No one has seen or heard from the three men since that time.
Christina Torres said the family believes the kidnapping is tied to a land dispute, saying drug traffickers had been trying to get the property because of its proximity to the border and they didn’t want to give it up.
The incident hit especially hard for the family of a young veteran who had just gotten out of the U.S. Marine Corps after surviving deployments to Africa and Iraq.
“You never expect anything like this to happen,” Cristina Torres said. “He never went to Mexico, because when he was active in the Marines he wasn’t allowed to go. He hadn’t been in a long time and I don’t know what set him off to go visit my dad. … We just want to see them again.”
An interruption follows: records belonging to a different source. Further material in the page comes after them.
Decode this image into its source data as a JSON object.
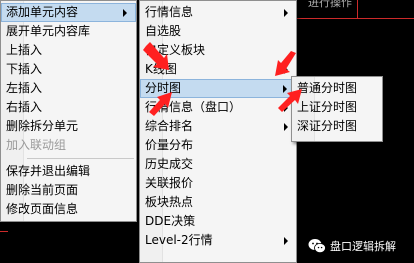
{
  "background": {
    "title_fragment": "进行操作",
    "color": "#000000",
    "line_color": "#cc2a2a"
  },
  "menu_main": {
    "items": [
      {
        "label": "添加单元内容",
        "highlighted": true,
        "submenu": true
      },
      {
        "label": "展开单元内容库"
      },
      {
        "label": "上插入"
      },
      {
        "label": "下插入"
      },
      {
        "label": "左插入"
      },
      {
        "label": "右插入"
      },
      {
        "label": "删除拆分单元"
      },
      {
        "label": "加入联动组",
        "disabled": true
      },
      {
        "label": "保存并退出编辑"
      },
      {
        "label": "删除当前页面"
      },
      {
        "label": "修改页面信息"
      }
    ]
  },
  "menu_content": {
    "items": [
      {
        "label": "行情信息",
        "submenu": true
      },
      {
        "label": "自选股"
      },
      {
        "label": "自定义板块"
      },
      {
        "label": "K线图",
        "submenu": true
      },
      {
        "label": "分时图",
        "highlighted": true,
        "submenu": true
      },
      {
        "label": "行情信息（盘口）",
        "submenu": true
      },
      {
        "label": "综合排名",
        "submenu": true
      },
      {
        "label": "价量分布"
      },
      {
        "label": "历史成交"
      },
      {
        "label": "关联报价"
      },
      {
        "label": "板块热点"
      },
      {
        "label": "DDE决策"
      },
      {
        "label": "Level-2行情",
        "submenu": true
      }
    ]
  },
  "menu_timechart": {
    "items": [
      {
        "label": "普通分时图"
      },
      {
        "label": "上证分时图"
      },
      {
        "label": "深证分时图"
      }
    ]
  },
  "watermark": {
    "text": "盘口逻辑拆解",
    "icon": "wechat-icon"
  },
  "annotation_color": "#ff2020"
}
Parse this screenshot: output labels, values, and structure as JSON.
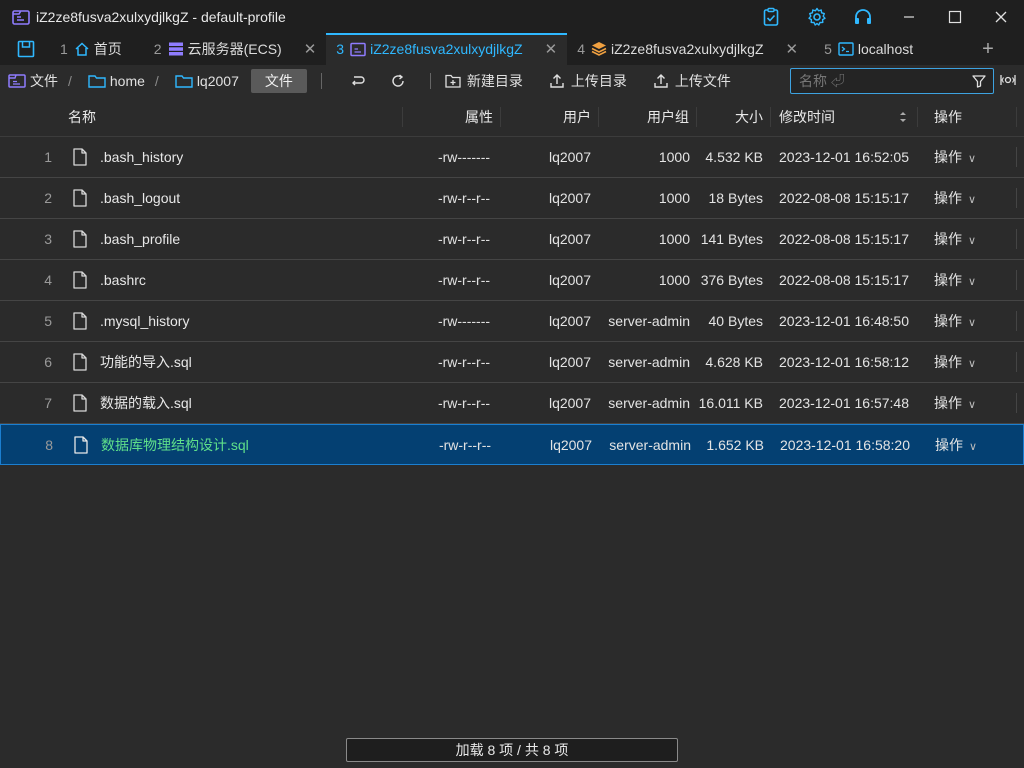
{
  "window": {
    "title": "iZ2ze8fusva2xulxydjlkgZ  - default-profile"
  },
  "tabs": [
    {
      "num": "1",
      "label": "首页",
      "icon": "home-icon",
      "active": false,
      "closable": false
    },
    {
      "num": "2",
      "label": "云服务器(ECS)",
      "icon": "server-icon",
      "active": false,
      "closable": true
    },
    {
      "num": "3",
      "label": "iZ2ze8fusva2xulxydjlkgZ",
      "icon": "folder-icon",
      "active": true,
      "closable": true
    },
    {
      "num": "4",
      "label": "iZ2ze8fusva2xulxydjlkgZ",
      "icon": "stack-icon",
      "active": false,
      "closable": true
    },
    {
      "num": "5",
      "label": "localhost",
      "icon": "terminal-icon",
      "active": false,
      "closable": false
    }
  ],
  "toolbar": {
    "crumb_root": "文件",
    "crumb_home": "home",
    "crumb_user": "lq2007",
    "file_button": "文件",
    "new_dir": "新建目录",
    "upload_dir": "上传目录",
    "upload_file": "上传文件",
    "search_placeholder": "名称 ⏎"
  },
  "columns": {
    "name": "名称",
    "attr": "属性",
    "user": "用户",
    "group": "用户组",
    "size": "大小",
    "mtime": "修改时间",
    "op": "操作"
  },
  "files": [
    {
      "idx": "1",
      "name": ".bash_history",
      "attr": "-rw-------",
      "user": "lq2007",
      "group": "1000",
      "size": "4.532 KB",
      "mtime": "2023-12-01 16:52:05",
      "op": "操作"
    },
    {
      "idx": "2",
      "name": ".bash_logout",
      "attr": "-rw-r--r--",
      "user": "lq2007",
      "group": "1000",
      "size": "18 Bytes",
      "mtime": "2022-08-08 15:15:17",
      "op": "操作"
    },
    {
      "idx": "3",
      "name": ".bash_profile",
      "attr": "-rw-r--r--",
      "user": "lq2007",
      "group": "1000",
      "size": "141 Bytes",
      "mtime": "2022-08-08 15:15:17",
      "op": "操作"
    },
    {
      "idx": "4",
      "name": ".bashrc",
      "attr": "-rw-r--r--",
      "user": "lq2007",
      "group": "1000",
      "size": "376 Bytes",
      "mtime": "2022-08-08 15:15:17",
      "op": "操作"
    },
    {
      "idx": "5",
      "name": ".mysql_history",
      "attr": "-rw-------",
      "user": "lq2007",
      "group": "server-admin",
      "size": "40 Bytes",
      "mtime": "2023-12-01 16:48:50",
      "op": "操作"
    },
    {
      "idx": "6",
      "name": "功能的导入.sql",
      "attr": "-rw-r--r--",
      "user": "lq2007",
      "group": "server-admin",
      "size": "4.628 KB",
      "mtime": "2023-12-01 16:58:12",
      "op": "操作"
    },
    {
      "idx": "7",
      "name": "数据的载入.sql",
      "attr": "-rw-r--r--",
      "user": "lq2007",
      "group": "server-admin",
      "size": "16.011 KB",
      "mtime": "2023-12-01 16:57:48",
      "op": "操作"
    },
    {
      "idx": "8",
      "name": "数据库物理结构设计.sql",
      "attr": "-rw-r--r--",
      "user": "lq2007",
      "group": "server-admin",
      "size": "1.652 KB",
      "mtime": "2023-12-01 16:58:20",
      "op": "操作",
      "selected": true
    }
  ],
  "footer": {
    "load_label": "加载 8 项 / 共 8 项"
  },
  "colors": {
    "accent": "#2fb8ff",
    "selected_row": "#044072",
    "selected_name": "#5fe08a",
    "brand_purple": "#7b6cf6"
  }
}
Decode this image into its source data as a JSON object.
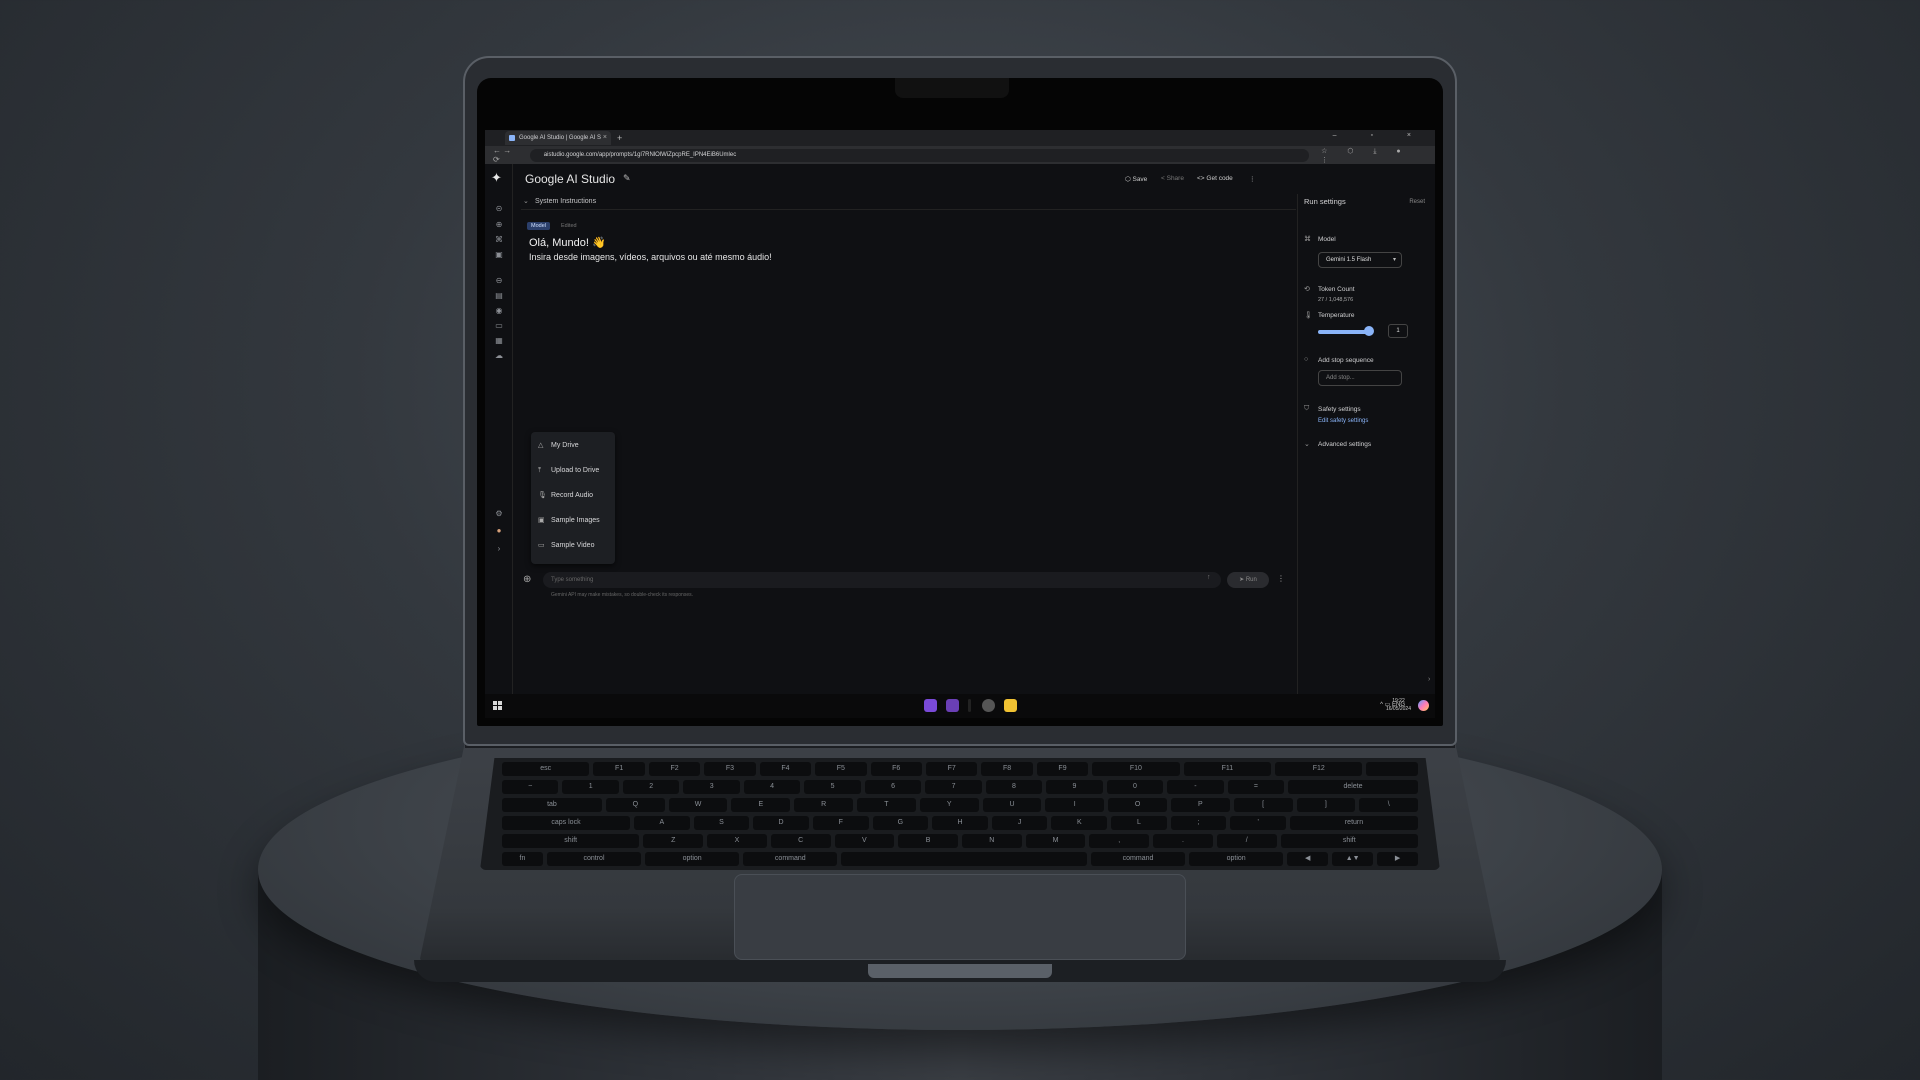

The Torres kids grew up in San Benito, where Armando Torres III graduated from high school in 2005 and promptly enlisted, his sister said. He was living in Hargill when the kidnapping occurred and has two children, boys ages 4 and 3.
His father and uncle are Mexican citizens whose disappearance is being investigated by officials there, FBI spokesman Erik Vasys said.
Friends and fellow Marines started a “Get Our Brother Back” Facebook group last month dedicated to spreading the word about the kidnapping and asking for help investigating it.
Melissa Estrada, who identified herself on the site as the mother of the children, begged others to reach out to lawmakers and sign petitions in posts May 27 and 29. She added that her baby boy “was saying he missed his father with tears and heartache I could not fix.”
“I wake up everyday thinking what will I tell my children when they grow up and don’t have a dad,” she wrote. “Armando served this country 7 years and I feel like his country should be able to respond, the way he always did.”
Elizabeth Findell covers PSJA, the Mid-Valley and general assignments for The Monitor. She can be reached at email@example.com, (956) 683-4428 or on Twitter, @efindell.
GOT A TIP?
Anyone with information on this case is asked to contact the FBI-Brownsville Resident Agency Office at (956) 546-6922.